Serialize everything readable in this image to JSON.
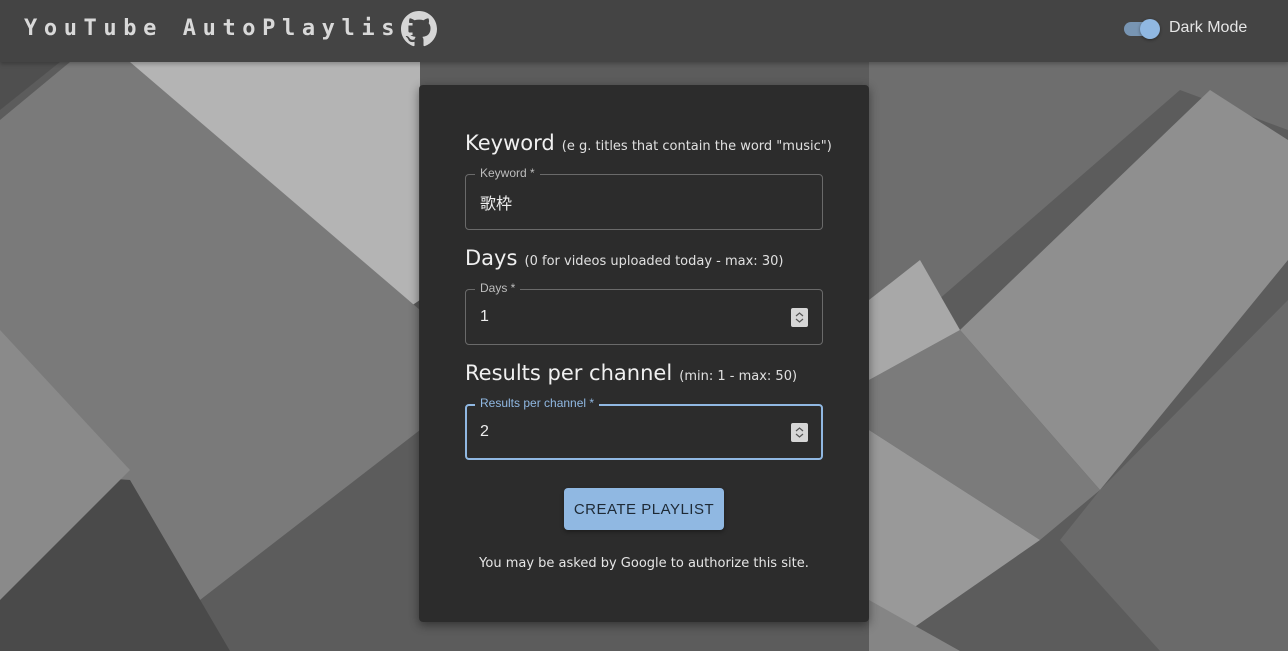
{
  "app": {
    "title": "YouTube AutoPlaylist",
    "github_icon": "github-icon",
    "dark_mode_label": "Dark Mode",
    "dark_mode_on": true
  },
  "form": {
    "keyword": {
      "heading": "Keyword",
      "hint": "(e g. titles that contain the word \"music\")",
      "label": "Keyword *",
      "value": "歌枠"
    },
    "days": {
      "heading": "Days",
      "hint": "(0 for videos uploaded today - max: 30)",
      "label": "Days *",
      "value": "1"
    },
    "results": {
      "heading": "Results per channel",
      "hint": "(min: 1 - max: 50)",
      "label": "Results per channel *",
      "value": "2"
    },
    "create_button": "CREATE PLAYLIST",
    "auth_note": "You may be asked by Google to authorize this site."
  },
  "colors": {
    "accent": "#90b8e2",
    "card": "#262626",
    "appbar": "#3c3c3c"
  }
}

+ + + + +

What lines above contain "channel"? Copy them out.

      "heading": "Results per channel",
      "label": "Results per channel *",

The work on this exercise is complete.